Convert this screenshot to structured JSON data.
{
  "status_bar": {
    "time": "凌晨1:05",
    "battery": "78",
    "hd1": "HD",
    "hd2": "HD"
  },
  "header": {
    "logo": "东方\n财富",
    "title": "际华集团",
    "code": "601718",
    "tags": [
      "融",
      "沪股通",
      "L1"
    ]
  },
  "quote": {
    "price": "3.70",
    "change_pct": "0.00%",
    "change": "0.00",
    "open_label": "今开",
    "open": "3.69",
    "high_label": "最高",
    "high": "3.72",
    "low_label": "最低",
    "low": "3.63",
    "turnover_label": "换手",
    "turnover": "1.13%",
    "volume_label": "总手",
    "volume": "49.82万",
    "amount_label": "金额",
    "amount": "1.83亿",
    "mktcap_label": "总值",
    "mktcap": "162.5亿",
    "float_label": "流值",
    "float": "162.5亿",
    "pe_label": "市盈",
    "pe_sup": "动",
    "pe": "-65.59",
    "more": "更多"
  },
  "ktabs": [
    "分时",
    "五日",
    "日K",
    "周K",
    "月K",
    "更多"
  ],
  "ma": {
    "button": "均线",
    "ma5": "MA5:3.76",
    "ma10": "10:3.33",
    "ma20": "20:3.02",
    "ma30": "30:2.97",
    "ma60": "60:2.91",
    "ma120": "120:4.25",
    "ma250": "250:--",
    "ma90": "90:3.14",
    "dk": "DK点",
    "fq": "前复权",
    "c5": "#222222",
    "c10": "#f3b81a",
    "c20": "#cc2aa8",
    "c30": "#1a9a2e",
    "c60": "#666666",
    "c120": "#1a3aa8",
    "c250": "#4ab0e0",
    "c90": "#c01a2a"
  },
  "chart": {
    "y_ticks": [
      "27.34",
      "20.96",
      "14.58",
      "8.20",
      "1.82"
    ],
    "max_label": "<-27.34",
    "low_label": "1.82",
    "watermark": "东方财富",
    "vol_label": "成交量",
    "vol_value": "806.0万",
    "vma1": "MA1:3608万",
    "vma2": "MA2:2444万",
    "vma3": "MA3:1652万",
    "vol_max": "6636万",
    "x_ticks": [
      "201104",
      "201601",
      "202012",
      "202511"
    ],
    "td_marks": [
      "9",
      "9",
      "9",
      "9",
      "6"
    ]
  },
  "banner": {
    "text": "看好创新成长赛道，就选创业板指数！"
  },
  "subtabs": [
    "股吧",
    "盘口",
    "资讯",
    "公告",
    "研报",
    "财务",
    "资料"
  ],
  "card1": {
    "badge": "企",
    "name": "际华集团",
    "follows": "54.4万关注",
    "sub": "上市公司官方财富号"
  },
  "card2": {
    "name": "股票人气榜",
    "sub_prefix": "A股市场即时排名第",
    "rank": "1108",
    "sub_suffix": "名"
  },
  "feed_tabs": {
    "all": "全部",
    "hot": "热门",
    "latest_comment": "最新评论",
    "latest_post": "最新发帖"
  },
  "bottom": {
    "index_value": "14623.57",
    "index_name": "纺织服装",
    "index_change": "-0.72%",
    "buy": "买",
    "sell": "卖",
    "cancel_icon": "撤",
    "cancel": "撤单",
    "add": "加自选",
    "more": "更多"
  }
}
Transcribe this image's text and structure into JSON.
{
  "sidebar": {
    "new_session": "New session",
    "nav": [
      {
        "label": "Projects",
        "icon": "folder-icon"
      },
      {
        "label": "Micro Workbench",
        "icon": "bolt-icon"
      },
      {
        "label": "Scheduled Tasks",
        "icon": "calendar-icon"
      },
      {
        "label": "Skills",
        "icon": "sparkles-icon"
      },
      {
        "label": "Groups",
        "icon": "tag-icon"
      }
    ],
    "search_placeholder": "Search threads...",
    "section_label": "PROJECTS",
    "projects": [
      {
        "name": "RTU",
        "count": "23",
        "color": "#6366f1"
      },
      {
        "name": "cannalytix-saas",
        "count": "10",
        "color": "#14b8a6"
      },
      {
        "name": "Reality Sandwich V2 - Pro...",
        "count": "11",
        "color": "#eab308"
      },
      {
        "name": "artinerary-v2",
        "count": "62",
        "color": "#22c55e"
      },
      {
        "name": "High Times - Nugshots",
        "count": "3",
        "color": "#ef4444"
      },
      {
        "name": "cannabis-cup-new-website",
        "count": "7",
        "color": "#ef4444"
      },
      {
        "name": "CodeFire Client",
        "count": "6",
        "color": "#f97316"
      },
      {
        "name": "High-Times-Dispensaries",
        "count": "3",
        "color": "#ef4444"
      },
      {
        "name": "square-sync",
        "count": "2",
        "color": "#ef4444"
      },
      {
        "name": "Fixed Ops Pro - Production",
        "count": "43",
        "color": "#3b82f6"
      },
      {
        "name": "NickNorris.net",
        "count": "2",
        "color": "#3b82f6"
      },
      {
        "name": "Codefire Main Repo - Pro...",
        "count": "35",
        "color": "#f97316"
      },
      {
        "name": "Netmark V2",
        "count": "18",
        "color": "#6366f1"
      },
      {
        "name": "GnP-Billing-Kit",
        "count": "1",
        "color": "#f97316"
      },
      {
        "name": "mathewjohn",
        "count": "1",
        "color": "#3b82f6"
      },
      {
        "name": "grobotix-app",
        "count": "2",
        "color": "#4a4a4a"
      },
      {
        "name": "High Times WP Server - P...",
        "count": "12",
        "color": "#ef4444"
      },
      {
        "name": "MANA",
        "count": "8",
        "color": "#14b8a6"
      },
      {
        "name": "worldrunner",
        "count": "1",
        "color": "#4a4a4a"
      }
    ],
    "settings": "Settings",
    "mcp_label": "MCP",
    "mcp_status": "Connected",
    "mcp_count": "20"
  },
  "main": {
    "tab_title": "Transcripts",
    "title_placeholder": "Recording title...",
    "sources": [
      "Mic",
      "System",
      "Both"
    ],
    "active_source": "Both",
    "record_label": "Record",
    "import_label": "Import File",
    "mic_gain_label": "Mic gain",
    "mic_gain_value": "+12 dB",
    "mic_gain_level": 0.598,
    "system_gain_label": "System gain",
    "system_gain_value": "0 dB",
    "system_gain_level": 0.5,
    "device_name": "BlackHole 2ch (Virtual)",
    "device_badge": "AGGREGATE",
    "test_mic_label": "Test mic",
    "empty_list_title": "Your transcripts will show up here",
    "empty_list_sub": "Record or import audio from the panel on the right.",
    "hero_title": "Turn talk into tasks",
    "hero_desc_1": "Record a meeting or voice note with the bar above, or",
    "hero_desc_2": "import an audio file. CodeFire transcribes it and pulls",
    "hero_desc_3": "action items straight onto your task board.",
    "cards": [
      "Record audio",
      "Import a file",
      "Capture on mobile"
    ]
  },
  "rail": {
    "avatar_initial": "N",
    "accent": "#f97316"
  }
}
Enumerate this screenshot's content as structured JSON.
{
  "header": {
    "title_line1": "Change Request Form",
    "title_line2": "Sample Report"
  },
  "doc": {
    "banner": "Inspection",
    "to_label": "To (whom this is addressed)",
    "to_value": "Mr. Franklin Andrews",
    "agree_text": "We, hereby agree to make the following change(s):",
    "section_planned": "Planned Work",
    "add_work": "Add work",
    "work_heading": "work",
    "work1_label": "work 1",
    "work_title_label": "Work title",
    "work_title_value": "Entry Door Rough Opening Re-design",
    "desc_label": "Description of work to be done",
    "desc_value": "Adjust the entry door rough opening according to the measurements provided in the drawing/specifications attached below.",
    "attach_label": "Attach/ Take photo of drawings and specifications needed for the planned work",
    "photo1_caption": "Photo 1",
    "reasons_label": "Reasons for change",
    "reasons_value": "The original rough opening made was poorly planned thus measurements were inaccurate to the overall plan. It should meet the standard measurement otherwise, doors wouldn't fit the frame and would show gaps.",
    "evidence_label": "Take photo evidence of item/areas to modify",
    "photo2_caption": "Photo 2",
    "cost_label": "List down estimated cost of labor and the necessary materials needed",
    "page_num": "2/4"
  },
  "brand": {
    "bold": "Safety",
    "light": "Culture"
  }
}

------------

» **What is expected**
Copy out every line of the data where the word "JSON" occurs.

» **Finished task**
Convert this screenshot to structured JSON data.
Transcribe this image's text and structure into JSON.
Enumerate this screenshot's content as structured JSON.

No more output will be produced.